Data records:

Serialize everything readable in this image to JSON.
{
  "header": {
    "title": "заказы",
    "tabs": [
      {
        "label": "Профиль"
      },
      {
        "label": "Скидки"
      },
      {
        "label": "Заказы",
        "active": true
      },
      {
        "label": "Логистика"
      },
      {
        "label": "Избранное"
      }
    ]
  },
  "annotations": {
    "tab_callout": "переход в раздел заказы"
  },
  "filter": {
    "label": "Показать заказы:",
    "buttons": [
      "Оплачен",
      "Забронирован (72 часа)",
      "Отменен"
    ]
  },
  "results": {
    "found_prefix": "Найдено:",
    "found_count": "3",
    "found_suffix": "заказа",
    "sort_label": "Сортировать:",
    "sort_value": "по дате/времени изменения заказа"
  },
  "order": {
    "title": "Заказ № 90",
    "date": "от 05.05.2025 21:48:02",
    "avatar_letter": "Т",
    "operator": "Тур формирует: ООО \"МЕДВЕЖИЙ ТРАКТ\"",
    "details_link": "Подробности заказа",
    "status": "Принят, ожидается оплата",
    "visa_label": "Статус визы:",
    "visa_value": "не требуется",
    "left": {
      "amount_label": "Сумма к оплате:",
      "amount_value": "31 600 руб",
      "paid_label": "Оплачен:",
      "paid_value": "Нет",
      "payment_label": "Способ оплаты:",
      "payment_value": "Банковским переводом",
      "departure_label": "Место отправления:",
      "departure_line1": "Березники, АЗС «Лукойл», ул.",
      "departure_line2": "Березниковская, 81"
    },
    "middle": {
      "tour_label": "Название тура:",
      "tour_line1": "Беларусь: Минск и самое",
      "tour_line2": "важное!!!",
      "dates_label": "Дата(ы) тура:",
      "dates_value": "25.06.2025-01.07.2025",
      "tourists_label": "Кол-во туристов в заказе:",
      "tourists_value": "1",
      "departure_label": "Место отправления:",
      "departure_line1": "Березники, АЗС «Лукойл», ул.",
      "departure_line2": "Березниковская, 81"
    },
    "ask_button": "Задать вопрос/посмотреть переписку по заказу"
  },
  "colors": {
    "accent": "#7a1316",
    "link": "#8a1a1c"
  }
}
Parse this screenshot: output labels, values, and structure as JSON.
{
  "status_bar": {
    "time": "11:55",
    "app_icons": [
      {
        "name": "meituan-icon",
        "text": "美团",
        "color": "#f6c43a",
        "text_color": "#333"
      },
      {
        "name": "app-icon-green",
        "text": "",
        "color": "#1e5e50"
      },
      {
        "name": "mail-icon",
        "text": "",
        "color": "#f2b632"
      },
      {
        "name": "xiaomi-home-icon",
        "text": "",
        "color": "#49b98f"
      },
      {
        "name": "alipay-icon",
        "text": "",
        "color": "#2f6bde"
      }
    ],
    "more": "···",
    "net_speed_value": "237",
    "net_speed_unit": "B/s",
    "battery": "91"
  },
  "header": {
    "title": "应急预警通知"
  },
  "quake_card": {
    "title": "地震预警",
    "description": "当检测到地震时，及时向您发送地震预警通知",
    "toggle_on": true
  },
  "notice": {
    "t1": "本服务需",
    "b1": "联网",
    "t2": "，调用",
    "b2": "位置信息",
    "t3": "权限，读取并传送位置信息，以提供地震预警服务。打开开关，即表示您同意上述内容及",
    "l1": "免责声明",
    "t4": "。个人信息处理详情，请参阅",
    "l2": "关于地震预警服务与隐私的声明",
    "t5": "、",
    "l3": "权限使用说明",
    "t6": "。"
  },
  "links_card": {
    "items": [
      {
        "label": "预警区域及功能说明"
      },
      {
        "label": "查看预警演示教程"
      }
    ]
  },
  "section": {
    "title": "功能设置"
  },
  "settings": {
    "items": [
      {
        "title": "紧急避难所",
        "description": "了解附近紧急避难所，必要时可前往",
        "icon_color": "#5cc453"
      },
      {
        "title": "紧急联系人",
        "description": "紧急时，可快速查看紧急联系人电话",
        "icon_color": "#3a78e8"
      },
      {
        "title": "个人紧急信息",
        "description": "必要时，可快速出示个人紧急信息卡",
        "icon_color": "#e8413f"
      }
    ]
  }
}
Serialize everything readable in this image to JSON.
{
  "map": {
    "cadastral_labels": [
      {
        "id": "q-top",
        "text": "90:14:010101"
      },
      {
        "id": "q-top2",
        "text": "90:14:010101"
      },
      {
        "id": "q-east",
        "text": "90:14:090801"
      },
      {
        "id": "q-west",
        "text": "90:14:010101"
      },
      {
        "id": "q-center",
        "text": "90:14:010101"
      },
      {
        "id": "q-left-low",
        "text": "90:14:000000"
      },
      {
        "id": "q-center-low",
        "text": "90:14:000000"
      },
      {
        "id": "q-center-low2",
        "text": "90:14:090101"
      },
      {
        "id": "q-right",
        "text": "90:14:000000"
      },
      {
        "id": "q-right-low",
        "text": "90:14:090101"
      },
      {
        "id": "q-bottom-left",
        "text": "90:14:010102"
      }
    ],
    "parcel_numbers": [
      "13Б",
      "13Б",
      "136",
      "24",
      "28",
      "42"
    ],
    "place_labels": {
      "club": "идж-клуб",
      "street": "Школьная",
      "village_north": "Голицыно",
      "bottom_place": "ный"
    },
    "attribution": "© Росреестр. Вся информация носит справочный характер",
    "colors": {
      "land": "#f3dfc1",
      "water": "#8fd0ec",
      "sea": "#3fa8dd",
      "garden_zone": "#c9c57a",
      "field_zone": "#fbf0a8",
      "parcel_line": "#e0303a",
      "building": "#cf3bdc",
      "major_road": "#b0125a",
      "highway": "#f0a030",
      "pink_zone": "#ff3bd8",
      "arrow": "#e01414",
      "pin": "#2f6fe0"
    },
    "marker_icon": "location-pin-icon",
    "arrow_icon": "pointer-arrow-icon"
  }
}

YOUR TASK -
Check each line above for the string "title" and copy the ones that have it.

ANSWER TO THE PROBLEM -
    "title": "заказы",
    "title": "Заказ № 90",
    "title": "应急预警通知"
    "title": "地震预警",
    "title": "功能设置"
        "title": "紧急避难所",
        "title": "紧急联系人",
        "title": "个人紧急信息",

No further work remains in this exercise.